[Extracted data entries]
○ ○ ○ ○ ○ ○ ○

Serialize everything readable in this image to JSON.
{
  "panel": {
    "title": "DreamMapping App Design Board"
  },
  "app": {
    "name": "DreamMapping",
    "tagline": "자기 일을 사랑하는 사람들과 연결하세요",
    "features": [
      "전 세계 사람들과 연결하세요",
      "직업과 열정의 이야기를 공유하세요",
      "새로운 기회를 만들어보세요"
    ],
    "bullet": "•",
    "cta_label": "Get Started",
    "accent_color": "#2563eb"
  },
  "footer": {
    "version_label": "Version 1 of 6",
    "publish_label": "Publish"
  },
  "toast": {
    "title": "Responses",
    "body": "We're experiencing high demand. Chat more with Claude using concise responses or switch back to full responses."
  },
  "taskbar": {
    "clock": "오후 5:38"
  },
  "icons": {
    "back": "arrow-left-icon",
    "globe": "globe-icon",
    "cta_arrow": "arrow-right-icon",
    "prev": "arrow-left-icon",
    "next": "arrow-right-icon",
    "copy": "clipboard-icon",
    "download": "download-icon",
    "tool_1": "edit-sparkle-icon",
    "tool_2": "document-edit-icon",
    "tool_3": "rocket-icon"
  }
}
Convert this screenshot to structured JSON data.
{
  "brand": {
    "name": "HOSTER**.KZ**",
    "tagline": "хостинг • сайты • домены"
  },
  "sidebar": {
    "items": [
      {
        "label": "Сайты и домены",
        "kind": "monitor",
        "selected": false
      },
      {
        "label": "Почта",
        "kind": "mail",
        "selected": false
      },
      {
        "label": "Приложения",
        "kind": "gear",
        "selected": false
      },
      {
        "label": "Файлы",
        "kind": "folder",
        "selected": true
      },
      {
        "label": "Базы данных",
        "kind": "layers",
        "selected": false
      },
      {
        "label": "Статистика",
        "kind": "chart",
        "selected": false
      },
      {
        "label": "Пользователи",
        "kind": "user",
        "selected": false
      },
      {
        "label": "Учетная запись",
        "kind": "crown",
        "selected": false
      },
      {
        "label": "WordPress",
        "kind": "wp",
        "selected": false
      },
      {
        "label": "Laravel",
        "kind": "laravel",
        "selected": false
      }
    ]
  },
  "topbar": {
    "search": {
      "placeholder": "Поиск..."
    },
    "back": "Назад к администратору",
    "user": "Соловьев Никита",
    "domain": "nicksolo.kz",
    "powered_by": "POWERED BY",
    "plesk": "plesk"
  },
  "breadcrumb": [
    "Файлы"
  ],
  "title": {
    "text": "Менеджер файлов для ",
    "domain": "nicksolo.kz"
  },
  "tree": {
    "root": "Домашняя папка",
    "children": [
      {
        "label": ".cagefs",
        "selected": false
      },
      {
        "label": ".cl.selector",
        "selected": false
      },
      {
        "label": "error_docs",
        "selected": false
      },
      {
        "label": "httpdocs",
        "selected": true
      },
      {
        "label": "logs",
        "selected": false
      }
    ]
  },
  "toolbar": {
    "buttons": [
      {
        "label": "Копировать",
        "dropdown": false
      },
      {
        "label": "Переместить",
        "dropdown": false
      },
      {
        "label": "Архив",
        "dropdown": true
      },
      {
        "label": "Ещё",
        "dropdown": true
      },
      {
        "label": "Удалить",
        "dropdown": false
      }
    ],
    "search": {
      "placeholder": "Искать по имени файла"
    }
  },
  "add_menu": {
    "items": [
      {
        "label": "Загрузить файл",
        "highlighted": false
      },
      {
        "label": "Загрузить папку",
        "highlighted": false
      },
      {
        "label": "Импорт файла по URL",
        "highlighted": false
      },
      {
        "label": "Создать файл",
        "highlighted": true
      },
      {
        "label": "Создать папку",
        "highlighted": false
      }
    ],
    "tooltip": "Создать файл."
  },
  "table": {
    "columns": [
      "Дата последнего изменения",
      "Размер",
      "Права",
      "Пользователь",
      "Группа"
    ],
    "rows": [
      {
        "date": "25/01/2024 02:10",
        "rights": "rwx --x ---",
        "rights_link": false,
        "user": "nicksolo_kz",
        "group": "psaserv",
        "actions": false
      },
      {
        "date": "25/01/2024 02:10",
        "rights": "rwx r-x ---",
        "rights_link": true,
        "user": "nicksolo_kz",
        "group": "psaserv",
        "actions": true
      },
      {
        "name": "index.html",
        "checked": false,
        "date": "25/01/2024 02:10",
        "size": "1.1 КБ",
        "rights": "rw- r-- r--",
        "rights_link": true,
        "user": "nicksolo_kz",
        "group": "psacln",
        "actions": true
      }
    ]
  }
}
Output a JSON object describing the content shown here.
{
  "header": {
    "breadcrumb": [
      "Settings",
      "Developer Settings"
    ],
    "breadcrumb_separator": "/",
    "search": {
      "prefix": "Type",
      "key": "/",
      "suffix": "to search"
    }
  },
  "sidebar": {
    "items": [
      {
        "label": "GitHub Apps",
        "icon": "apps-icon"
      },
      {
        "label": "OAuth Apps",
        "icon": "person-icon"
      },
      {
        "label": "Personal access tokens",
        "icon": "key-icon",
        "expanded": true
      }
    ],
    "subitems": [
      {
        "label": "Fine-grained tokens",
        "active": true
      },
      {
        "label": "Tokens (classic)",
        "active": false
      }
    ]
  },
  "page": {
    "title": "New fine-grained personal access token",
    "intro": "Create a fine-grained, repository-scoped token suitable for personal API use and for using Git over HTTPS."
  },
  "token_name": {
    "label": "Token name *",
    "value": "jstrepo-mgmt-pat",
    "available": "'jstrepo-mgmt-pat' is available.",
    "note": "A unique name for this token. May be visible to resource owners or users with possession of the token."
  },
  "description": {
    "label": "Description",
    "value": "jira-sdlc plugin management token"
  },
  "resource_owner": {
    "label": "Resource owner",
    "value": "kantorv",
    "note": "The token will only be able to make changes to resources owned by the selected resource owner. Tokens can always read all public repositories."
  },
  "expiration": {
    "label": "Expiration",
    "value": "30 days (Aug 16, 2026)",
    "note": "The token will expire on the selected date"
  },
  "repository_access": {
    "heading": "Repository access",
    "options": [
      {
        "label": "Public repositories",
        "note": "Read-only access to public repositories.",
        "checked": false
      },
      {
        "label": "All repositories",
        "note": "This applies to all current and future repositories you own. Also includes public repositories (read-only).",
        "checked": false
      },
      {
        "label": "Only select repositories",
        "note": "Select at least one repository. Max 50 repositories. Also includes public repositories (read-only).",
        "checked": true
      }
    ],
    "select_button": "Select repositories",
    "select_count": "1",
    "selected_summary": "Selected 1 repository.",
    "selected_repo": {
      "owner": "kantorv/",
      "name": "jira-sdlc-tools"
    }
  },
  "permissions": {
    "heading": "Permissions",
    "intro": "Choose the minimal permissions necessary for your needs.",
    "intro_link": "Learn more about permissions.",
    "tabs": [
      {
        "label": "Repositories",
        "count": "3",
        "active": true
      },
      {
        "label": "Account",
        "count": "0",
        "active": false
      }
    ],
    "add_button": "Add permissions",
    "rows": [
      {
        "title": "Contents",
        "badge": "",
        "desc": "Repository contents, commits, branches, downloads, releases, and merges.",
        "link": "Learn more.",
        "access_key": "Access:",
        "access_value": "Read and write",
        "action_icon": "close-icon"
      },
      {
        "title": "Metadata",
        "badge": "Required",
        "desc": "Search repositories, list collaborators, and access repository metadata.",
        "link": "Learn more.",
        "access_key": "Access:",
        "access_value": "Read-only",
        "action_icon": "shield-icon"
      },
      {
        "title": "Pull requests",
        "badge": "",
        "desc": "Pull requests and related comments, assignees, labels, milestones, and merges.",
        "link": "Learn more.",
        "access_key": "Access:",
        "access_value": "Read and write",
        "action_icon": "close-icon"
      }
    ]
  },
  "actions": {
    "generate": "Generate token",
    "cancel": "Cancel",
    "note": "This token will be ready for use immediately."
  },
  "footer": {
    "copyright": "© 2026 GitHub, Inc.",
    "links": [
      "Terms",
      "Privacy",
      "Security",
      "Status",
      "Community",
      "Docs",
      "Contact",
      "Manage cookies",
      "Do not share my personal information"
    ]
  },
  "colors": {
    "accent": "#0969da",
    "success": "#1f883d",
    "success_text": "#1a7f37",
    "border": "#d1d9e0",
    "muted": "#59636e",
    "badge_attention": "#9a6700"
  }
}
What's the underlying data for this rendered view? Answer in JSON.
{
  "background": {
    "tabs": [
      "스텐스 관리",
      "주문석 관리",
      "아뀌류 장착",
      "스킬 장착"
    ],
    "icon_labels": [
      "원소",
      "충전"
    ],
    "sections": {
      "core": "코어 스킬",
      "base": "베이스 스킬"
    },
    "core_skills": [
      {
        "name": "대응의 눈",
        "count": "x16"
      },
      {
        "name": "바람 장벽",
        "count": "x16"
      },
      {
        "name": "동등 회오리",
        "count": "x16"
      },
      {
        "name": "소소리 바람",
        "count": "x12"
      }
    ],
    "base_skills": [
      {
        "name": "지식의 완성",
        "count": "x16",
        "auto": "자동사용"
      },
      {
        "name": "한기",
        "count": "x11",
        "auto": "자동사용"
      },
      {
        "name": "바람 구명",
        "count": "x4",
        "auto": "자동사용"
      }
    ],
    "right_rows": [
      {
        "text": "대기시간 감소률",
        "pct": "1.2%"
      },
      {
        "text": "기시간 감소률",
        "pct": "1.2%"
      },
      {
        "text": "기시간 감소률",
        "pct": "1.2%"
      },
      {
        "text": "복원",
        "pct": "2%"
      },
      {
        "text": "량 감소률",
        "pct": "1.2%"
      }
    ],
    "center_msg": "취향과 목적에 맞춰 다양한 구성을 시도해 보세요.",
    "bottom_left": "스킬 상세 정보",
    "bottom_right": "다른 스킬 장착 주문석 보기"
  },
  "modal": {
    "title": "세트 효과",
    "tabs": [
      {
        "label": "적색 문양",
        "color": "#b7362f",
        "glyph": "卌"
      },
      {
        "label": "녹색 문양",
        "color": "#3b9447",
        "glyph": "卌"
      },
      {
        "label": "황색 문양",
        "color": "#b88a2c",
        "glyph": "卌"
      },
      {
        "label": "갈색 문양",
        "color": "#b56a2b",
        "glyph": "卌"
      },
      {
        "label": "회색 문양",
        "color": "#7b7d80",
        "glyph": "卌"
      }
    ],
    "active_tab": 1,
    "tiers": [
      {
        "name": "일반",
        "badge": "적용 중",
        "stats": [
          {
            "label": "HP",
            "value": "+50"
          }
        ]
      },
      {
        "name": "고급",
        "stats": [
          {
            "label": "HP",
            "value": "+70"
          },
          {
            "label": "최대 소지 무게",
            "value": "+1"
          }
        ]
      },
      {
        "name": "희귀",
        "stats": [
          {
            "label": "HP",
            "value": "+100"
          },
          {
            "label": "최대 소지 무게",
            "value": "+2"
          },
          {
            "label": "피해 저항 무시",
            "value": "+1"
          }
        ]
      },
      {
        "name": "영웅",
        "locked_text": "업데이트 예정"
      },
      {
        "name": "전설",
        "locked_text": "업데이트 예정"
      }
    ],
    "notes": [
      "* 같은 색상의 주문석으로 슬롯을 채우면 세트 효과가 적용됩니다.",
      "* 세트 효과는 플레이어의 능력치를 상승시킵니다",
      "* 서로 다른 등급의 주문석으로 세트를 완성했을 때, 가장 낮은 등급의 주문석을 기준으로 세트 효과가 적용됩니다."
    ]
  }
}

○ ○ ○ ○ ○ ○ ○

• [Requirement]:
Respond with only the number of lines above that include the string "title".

• [Written response]:
8